Removing a background from a photo is a time-consuming process — but researchers from MIT, Adobe, and Microsoft may have just created technology that will allow for one-click background removal, even around tough edges like hair and fur. The process, called semantic soft segmentation, uses color and texture to automatically separate the image into layers. The technology is already good enough to be used for tasks like creating better Instagram and Snapchat filters, but the researchers anticipate future reiterations that will allow for one-click background removal for non-professional photo-editing apps and even video.
Selecting an object in a photograph is a common task for photo editors. With the image segmented into layers, it’s possible to create a transparent background, place the subject on an entirely different background, or apply changes just to the subject, or just to the background, like background blur.
Soft semantic segmentation uses machine learning to automate what’s typically a tedious task in photo editing. The neural network analyzes the image using texture and color as well as factors like object recognition. Using that information, the software separates the image into layers automatically. Once the image is segmented, then effects like background blur or background removal can be easily applied to the image.
The process currently works for still images, but the team says it hopes further research will allow the process to be used for videos as well.
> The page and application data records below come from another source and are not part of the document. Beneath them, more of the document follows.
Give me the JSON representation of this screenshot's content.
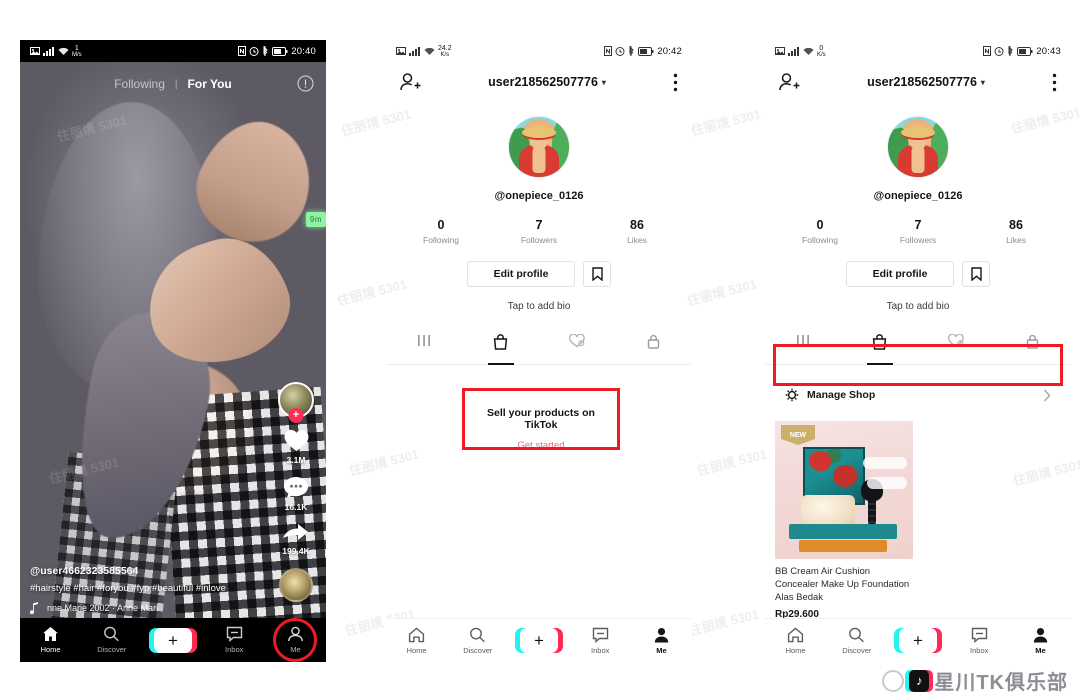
{
  "page": {
    "watermark_repeat": "住丽境 5301",
    "bottom_watermark": "星川TK俱乐部"
  },
  "phone1": {
    "statusbar": {
      "speed_num": "1",
      "speed_unit": "M/s",
      "time": "20:40"
    },
    "feed": {
      "tab_following": "Following",
      "tab_separator": "|",
      "tab_foryou": "For You",
      "green_badge": "9m",
      "likes": "3.1M",
      "comments": "16.1K",
      "shares": "199.4K",
      "caption_user": "@user4662323585564",
      "caption_tags": "#hairstyle #hair #foryou #fyp #beautiful #inlove",
      "caption_music": "nne Marie    2002 · Anne Mari"
    },
    "tabbar": [
      {
        "label": "Home",
        "icon": "home-icon",
        "active": true
      },
      {
        "label": "Discover",
        "icon": "search-icon",
        "active": false
      },
      {
        "label": "",
        "icon": "create-plus-icon",
        "active": false
      },
      {
        "label": "Inbox",
        "icon": "inbox-icon",
        "active": false
      },
      {
        "label": "Me",
        "icon": "person-icon",
        "active": false
      }
    ],
    "highlight_color": "#ee1b24"
  },
  "phone2": {
    "statusbar": {
      "speed_num": "24.2",
      "speed_unit": "K/s",
      "time": "20:42"
    },
    "header": {
      "title": "user218562507776",
      "add_friend_icon": "add-person-icon",
      "menu_icon": "more-vertical-icon"
    },
    "profile": {
      "handle": "@onepiece_0126",
      "stats": [
        {
          "value": "0",
          "label": "Following"
        },
        {
          "value": "7",
          "label": "Followers"
        },
        {
          "value": "86",
          "label": "Likes"
        }
      ],
      "edit_profile": "Edit profile",
      "bookmark_icon": "bookmark-icon",
      "bio": "Tap to add bio"
    },
    "tabs": [
      {
        "icon": "grid-posts-icon",
        "active": false
      },
      {
        "icon": "shopping-bag-icon",
        "active": true
      },
      {
        "icon": "heart-liked-icon",
        "active": false
      },
      {
        "icon": "lock-private-icon",
        "active": false
      }
    ],
    "sell_card": {
      "title": "Sell your products on TikTok",
      "action": "Get started",
      "accent": "#f2667e",
      "box_color": "#ed1c24"
    },
    "nav": [
      {
        "label": "Home",
        "icon": "home-icon",
        "active": false
      },
      {
        "label": "Discover",
        "icon": "search-icon",
        "active": false
      },
      {
        "label": "",
        "icon": "create-plus-icon",
        "active": false
      },
      {
        "label": "Inbox",
        "icon": "inbox-icon",
        "active": false
      },
      {
        "label": "Me",
        "icon": "person-icon",
        "active": true
      }
    ]
  },
  "phone3": {
    "statusbar": {
      "speed_num": "0",
      "speed_unit": "K/s",
      "time": "20:43"
    },
    "header": {
      "title": "user218562507776",
      "add_friend_icon": "add-person-icon",
      "menu_icon": "more-vertical-icon"
    },
    "profile": {
      "handle": "@onepiece_0126",
      "stats": [
        {
          "value": "0",
          "label": "Following"
        },
        {
          "value": "7",
          "label": "Followers"
        },
        {
          "value": "86",
          "label": "Likes"
        }
      ],
      "edit_profile": "Edit profile",
      "bookmark_icon": "bookmark-icon",
      "bio": "Tap to add bio"
    },
    "tabs": [
      {
        "icon": "grid-posts-icon",
        "active": false
      },
      {
        "icon": "shopping-bag-icon",
        "active": true
      },
      {
        "icon": "heart-liked-icon",
        "active": false
      },
      {
        "icon": "lock-private-icon",
        "active": false
      }
    ],
    "manage_shop": {
      "label": "Manage Shop",
      "icon": "gear-icon",
      "chevron": "chevron-right-icon",
      "box_color": "#ed1c24"
    },
    "product": {
      "badge": "NEW",
      "name": "BB Cream Air Cushion Concealer Make Up Foundation Alas Bedak",
      "price": "Rp29.600"
    },
    "nav": [
      {
        "label": "Home",
        "icon": "home-icon",
        "active": false
      },
      {
        "label": "Discover",
        "icon": "search-icon",
        "active": false
      },
      {
        "label": "",
        "icon": "create-plus-icon",
        "active": false
      },
      {
        "label": "Inbox",
        "icon": "inbox-icon",
        "active": false
      },
      {
        "label": "Me",
        "icon": "person-icon",
        "active": true
      }
    ]
  }
}
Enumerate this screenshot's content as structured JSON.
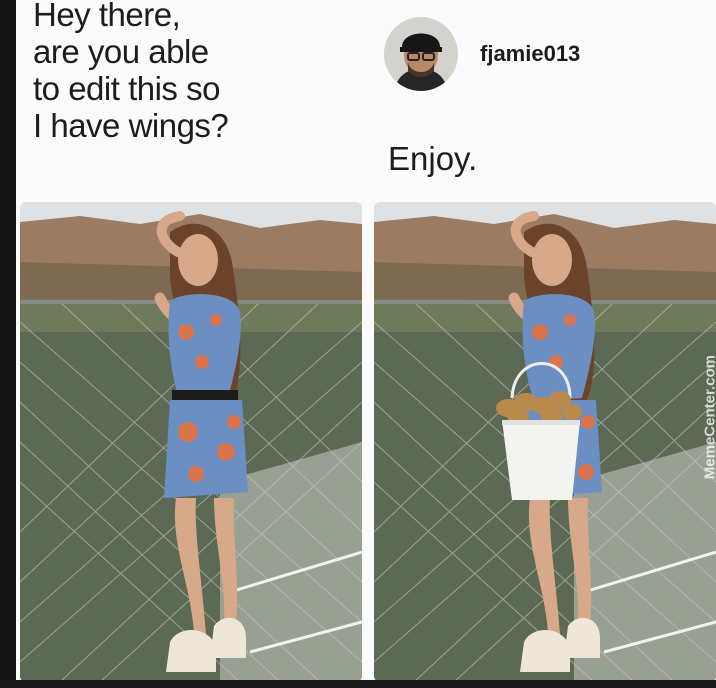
{
  "request": {
    "lines": [
      "Hey there,",
      "are you able",
      "to edit this so",
      "I have wings?"
    ]
  },
  "reply": {
    "username": "fjamie013",
    "text": "Enjoy."
  },
  "photos": {
    "left_description_icon": "original-photo",
    "right_description_icon": "edited-photo-bucket-of-chicken-wings"
  },
  "watermark": "MemeCenter.com",
  "colors": {
    "sky": "#dfe2e5",
    "cliff": "#9b7b62",
    "water": "#5c6a55",
    "dress_blue": "#6c8fc3",
    "dress_orange": "#d9744c",
    "bucket": "#f3f3f0",
    "wings": "#b98a4c"
  }
}
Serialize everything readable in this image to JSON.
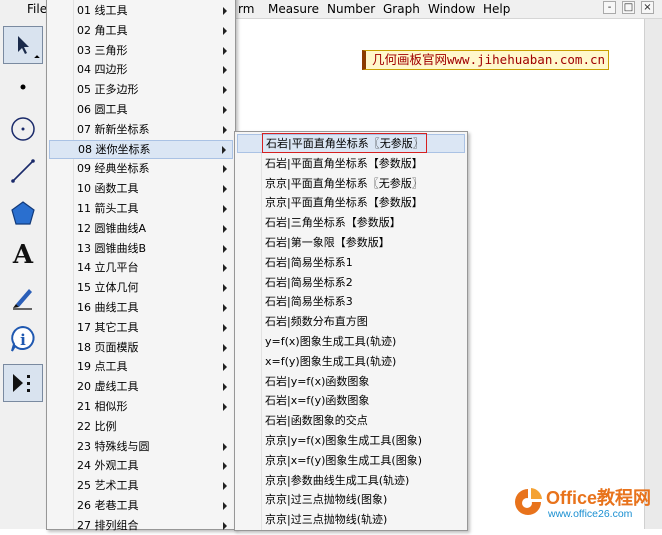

The technology also takes several minutes to work and further research could improve the system’s speed. Even in its early state, the team says that the technology could be used for creating photo filters for social networks that adjust only the background, or to mimic an image from a different kind of camera — which sounds a lot like a portrait mode without the dual camera.
“Instead of needing an expert editor to spend several minutes tweaking an image frame by frame and pixel by pixel, we’d like to make the process simpler and faster so that image editing can be more accessible to casual users,” Yagiz Aksoy, a visiting researcher at MIT’s Computer Science and Artificial Intelligence Laboratory (CSAIL). “The vision is to get to a point where it just takes a single click for editors to combine images to create these full-blown, realistic fantasy worlds.”
The research isn’t the first to try to automatically separate the subject and the background — Photoshop already has a Select Subject tool that helps start a similar process and Instagram has a filter option for portrait-mode-like effects without the dual camera. The new process, however, uses what the researchers call “soft transitions” for all the layers. That creates a more realistic edge in the final image, particularly when working with edges that are traditionally difficult to select like hair and fur.
The research was presented during last week’s SIGGRAPH conference in Vancouver and published as a white paper.